This year feels momentous for me. It isn’t really, in the eternal scheme of things. We have our own family transitions, with half of the children living on their own now and the two at home growing so quickly. And yet, we still get up every morning, drink our kale smoothies for breakfast, send the children off to school, go to work, wonder how we will pay the bills even though we know the money always comes through in the end. The sun rises and sets. The farmer will harvest the corn outside my window soon and then plant again in the spring, as he does every year.
Perhaps this year feels momentous because I want it to be, because I believe it has the possibility of sparkle and depth.

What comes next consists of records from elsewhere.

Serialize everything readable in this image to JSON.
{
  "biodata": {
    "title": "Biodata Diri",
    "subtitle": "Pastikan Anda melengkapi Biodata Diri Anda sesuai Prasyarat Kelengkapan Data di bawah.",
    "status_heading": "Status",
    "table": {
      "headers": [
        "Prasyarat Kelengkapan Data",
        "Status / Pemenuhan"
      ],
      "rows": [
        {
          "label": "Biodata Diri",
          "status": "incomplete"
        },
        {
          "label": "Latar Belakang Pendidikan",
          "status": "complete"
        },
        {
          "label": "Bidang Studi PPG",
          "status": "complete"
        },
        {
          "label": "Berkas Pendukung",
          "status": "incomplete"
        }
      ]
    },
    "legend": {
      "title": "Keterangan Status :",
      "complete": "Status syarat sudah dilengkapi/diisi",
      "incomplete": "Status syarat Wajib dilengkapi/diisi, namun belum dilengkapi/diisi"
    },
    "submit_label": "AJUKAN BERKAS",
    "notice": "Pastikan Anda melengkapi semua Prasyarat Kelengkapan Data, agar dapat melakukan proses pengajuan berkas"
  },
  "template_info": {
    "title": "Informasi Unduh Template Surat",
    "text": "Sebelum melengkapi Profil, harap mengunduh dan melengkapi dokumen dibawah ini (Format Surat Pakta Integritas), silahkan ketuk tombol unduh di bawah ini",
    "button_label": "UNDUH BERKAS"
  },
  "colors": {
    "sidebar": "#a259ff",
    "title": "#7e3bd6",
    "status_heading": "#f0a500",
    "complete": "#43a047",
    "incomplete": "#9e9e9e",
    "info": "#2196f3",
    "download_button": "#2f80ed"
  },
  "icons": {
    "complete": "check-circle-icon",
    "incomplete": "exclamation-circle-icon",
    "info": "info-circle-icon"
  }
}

Some days, many days, I feel the weariness I saw on my friend’s face last night. Today I feel oddly powerful as I sit in my office in my workout clothes, procrastinating exercise and listening to my dog snore on the floor at my feet.
For me, the new year begins with the close of summer. This year the close of summer found me in the Wyoming Rockies while I crossed “hike the Wind Rivers” off my bucket list. My adult boys and I spent a few perfect days hiking, philosophizing, and soaking up beauty in the Green River Lakes region. In the evenings, I watched the moon rise over the mountains while I stirred the fire. For me, Rocky Mountain moonrises hold a special magic, the promise of adventure. They carried me into adulthood my first summer away from home and presided over my farewell when I headed East for a new life. I can see clearly in my memory the progress of the moon over the mountaintop, teetering on the edge for strength before launching into the sky.
Obviously, the moon holds no inherent magic, whether it rises over the Rockies or over a Midwestern cornfield. But perhaps, if I work hard enough to let that moonlight shine through this change of seasons and into the next, I can bring the magic in. I can write more, pull myself out of a rut and into a rhythm, reach higher, breathe more deeply, soak in more of the beauty that surrounds me. I can make the year momentous.